Recorded information:
__________

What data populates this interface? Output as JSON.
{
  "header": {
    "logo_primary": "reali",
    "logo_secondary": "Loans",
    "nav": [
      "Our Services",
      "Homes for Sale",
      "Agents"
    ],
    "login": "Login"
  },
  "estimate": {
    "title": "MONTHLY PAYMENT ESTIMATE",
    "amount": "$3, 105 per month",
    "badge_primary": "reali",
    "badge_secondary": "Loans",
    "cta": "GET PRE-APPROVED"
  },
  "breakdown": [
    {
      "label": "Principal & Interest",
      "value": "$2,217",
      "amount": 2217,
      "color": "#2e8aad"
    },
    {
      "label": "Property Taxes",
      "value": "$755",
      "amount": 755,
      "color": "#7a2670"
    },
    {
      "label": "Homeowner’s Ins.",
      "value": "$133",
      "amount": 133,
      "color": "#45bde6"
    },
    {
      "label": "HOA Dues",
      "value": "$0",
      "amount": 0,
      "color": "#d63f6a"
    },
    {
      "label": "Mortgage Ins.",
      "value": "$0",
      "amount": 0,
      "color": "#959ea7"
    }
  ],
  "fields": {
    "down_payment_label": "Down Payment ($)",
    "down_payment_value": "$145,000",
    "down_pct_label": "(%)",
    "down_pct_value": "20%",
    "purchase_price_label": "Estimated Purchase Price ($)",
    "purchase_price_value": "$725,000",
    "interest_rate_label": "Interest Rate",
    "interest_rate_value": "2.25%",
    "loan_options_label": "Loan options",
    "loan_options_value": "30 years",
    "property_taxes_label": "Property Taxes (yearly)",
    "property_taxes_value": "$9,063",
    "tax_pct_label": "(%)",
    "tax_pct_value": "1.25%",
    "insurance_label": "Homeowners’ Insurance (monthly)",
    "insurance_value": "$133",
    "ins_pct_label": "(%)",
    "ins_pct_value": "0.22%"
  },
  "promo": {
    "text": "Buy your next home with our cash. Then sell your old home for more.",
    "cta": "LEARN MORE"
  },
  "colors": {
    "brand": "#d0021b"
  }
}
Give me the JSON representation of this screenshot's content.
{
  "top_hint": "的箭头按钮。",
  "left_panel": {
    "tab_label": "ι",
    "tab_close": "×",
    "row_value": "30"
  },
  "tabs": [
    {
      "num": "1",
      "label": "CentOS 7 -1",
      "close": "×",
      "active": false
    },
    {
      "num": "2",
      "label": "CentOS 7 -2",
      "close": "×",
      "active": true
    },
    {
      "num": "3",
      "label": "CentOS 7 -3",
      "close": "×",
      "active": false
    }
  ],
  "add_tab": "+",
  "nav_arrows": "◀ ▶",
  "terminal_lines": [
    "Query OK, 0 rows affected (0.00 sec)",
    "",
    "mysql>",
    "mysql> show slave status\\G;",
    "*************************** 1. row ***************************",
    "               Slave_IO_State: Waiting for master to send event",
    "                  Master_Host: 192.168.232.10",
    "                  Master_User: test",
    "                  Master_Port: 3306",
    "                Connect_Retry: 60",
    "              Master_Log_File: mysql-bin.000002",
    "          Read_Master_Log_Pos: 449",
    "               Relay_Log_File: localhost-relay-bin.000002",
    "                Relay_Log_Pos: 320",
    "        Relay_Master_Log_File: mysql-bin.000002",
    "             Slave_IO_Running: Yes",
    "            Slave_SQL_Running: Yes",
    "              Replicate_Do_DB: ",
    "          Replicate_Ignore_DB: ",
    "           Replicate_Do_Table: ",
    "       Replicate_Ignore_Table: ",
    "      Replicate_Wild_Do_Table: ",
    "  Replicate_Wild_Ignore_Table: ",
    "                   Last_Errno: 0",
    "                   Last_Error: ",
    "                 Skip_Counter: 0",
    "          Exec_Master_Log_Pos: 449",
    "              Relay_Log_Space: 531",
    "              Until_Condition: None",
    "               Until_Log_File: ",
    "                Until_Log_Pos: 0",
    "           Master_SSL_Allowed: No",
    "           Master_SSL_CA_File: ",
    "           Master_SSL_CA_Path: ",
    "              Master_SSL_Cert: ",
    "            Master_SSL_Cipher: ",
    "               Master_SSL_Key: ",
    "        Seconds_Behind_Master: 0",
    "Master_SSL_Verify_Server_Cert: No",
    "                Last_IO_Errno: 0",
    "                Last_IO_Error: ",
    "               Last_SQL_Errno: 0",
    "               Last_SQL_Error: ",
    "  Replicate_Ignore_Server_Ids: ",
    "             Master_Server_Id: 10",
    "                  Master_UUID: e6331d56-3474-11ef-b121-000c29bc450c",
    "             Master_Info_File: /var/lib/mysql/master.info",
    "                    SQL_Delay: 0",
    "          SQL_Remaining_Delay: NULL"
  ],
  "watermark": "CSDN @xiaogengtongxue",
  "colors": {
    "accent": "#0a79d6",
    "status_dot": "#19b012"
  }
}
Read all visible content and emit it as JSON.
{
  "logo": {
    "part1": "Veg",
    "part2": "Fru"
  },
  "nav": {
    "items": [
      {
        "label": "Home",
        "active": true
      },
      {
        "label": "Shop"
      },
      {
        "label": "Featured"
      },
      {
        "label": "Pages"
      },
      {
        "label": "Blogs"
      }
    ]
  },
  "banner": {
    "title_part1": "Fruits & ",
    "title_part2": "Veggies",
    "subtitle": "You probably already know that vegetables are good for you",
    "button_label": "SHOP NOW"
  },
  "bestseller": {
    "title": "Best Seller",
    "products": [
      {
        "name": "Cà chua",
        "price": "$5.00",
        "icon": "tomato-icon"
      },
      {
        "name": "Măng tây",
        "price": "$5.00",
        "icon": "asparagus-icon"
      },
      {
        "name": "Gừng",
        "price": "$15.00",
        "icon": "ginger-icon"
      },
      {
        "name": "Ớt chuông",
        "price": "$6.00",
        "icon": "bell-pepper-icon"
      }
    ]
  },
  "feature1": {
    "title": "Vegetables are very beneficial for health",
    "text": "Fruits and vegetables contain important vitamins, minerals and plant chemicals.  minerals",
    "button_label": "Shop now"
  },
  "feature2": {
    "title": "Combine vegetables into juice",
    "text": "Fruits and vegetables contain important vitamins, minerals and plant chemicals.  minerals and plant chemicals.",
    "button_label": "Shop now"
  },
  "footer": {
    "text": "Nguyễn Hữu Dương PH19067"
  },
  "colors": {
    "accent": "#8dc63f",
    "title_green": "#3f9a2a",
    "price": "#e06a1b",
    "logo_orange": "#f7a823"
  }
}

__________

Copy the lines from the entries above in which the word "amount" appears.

    "amount": "$3, 105 per month",
      "amount": 2217,
      "amount": 755,
      "amount": 133,
      "amount": 0,
      "amount": 0,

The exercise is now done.